With agent #40 I stayed in New York. This agency is quite large. Their list of agents numbers nearly 20, including a CEO, a chairman, a couple of vice-presidents, three agents who only handle foreign rights, one who just does audio rights and another one who does children’s books. Their list of authors is ENORMOUS – it must number over 500 which is the most I’ve seen since I started this process back in January. No wonder Publisher’s Market Place.com rated them #1 in sales for 2010…the sixth year in a row they’ve held that position. Impressive!
So clearly this agency has a lot of muscle and anyone lucky enough to be signed by them (including Mel Brooks, Belinda Carlisle, Deepak Chopra, Stephen Colbert, Barbara Eden, Brian Herbert and the DUNE estate, the Issac Asimov estate, Engelbert Humperdinck, Neale Donald Walsch, and a New York photographer cleverly named “F-Stop Fitzgerald”) have quite the team representing them.
It took me more than an hour to read through the pages for each of the agents at this company to find the best fit. I eventually chose to approach a guy who said he was “especially interested in taking on new literary and commercial novelists” which isn’t something you read on these websites very often. For obvious and understandable reasons, most of them state their preference for “previously published and established authors with a proven track record”…or variations on that theme. That’s all very well if your name happens to be Agatha Christie but for those of us further down the publishing totem pole (especially us who are currently squished at the bottom, 20 feet underground) reading something like that is very encouraging.
But first I had to do something that I’d not encountered before. I had to read an 8-point Terms & Conditions policy and then fill out an online form detailing my name, address, email, phone number and the agent I was about to approach and submit it to the agency before I submitted my query to the specific agent. Not that there was anything in the Terms & Conditions that I would consider unusual or worrying – just the usual stuff like how submitting a query places the agency under no obligation to take me on as a client. But I guess being such a large and all-encompassing agency means they’ve come across more than their fair share of legally grey issues–enough to warrant such a step, at any rate.

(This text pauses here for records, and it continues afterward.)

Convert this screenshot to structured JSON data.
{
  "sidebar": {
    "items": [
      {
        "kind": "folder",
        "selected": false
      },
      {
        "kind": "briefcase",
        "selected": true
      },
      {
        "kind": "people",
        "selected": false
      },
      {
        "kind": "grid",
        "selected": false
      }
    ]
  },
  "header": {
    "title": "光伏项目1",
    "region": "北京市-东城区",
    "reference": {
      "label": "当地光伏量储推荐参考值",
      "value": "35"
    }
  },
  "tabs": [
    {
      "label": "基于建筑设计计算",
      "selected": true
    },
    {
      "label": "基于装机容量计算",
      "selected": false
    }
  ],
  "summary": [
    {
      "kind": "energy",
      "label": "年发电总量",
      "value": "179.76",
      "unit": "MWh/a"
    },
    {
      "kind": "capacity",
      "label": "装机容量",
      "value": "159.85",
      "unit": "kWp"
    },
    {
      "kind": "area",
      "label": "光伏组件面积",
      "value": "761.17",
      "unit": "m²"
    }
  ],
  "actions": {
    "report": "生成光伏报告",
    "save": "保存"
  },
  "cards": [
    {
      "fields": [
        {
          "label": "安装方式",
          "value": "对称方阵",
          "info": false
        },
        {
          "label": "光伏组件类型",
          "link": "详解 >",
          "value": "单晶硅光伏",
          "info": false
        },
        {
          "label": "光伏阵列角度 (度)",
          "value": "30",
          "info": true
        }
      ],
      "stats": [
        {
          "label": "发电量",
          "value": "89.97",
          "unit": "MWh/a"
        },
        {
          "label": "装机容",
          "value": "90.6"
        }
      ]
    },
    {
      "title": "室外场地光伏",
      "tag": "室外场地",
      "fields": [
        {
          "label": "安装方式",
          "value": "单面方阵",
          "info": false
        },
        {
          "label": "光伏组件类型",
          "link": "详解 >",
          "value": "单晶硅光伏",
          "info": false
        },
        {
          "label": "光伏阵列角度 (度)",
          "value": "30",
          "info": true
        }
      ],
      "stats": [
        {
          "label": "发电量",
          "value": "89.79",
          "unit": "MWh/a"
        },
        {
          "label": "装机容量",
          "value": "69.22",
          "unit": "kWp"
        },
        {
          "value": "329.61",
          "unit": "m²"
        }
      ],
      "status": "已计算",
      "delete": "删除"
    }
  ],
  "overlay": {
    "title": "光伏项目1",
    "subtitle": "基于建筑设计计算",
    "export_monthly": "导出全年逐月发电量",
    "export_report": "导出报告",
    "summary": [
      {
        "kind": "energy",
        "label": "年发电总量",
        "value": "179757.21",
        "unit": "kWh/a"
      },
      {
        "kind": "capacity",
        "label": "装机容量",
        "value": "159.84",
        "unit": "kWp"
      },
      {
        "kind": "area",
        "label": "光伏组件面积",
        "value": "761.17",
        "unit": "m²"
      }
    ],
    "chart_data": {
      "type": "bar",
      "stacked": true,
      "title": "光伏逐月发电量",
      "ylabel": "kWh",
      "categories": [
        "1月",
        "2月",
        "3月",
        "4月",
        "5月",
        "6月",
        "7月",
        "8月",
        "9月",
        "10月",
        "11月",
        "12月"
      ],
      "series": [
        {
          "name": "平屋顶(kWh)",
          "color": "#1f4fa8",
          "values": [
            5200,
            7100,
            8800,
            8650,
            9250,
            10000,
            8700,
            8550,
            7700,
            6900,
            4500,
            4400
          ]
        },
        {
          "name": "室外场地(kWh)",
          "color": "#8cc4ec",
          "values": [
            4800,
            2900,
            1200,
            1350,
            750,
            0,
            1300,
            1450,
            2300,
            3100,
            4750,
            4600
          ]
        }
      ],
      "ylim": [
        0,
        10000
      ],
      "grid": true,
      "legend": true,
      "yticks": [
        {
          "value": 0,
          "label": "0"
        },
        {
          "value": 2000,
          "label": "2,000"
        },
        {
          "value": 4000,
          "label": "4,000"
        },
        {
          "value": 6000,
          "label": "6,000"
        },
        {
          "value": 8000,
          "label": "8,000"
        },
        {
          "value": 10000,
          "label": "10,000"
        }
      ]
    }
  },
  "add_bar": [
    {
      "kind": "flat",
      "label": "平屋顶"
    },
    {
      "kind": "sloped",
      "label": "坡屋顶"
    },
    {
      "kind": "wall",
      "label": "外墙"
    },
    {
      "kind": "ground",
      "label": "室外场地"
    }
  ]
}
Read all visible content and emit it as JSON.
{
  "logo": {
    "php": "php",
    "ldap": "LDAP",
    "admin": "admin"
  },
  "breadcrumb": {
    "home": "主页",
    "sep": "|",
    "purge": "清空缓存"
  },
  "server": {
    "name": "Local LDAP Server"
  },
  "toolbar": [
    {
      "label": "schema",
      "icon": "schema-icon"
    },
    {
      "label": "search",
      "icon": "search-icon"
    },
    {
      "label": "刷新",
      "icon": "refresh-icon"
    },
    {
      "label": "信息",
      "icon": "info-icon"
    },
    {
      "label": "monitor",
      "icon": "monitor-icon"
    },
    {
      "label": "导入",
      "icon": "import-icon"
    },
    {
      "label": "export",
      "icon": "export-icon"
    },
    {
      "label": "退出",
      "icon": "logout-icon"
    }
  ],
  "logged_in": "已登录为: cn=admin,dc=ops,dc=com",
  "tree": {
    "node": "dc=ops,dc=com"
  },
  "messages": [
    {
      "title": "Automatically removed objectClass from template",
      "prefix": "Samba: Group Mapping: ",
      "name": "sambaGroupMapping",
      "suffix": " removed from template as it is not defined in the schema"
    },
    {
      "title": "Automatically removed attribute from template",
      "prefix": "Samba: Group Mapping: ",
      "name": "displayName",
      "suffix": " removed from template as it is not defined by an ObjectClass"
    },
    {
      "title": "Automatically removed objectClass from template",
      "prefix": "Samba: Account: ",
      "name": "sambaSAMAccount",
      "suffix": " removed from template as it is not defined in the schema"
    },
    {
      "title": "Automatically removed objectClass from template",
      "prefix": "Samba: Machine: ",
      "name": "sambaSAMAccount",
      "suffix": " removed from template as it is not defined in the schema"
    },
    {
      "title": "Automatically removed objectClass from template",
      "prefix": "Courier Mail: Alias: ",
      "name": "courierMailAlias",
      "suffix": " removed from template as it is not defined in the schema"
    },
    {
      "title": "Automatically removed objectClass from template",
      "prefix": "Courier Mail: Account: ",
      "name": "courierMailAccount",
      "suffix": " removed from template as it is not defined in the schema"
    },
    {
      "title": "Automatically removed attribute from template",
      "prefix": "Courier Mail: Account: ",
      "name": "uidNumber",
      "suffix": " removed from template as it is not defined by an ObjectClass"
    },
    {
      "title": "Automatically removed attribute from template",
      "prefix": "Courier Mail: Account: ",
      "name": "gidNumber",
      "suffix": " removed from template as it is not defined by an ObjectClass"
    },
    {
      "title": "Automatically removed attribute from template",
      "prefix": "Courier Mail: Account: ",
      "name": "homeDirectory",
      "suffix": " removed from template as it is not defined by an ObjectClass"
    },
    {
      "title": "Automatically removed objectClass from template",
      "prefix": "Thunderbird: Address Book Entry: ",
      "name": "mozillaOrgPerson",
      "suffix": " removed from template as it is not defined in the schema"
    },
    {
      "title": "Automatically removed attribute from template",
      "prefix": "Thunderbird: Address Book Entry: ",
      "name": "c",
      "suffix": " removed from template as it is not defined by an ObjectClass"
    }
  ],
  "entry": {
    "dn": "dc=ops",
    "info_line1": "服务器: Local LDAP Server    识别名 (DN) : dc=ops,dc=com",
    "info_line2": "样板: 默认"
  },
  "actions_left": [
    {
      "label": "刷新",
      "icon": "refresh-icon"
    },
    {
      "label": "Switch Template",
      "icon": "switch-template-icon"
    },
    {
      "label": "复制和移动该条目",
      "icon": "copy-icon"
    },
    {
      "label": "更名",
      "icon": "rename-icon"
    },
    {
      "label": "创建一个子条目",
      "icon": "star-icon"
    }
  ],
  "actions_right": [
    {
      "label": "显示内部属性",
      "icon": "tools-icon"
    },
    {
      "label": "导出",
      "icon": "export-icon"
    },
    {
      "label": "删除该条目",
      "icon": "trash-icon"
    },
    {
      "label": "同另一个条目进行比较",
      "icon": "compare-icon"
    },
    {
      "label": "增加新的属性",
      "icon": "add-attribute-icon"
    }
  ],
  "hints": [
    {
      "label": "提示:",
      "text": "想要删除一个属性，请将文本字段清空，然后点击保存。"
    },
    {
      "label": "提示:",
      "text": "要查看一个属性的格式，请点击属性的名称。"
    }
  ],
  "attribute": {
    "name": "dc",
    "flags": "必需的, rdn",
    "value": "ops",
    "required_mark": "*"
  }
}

So I did that, and then sent off my query in which I reminded him that he stated he was interested in hearing from new authors…just in case he found himself wading through my query thinking, Where’s the bit where he tells me how many of his books have made it to the New York Times bestseller lists…?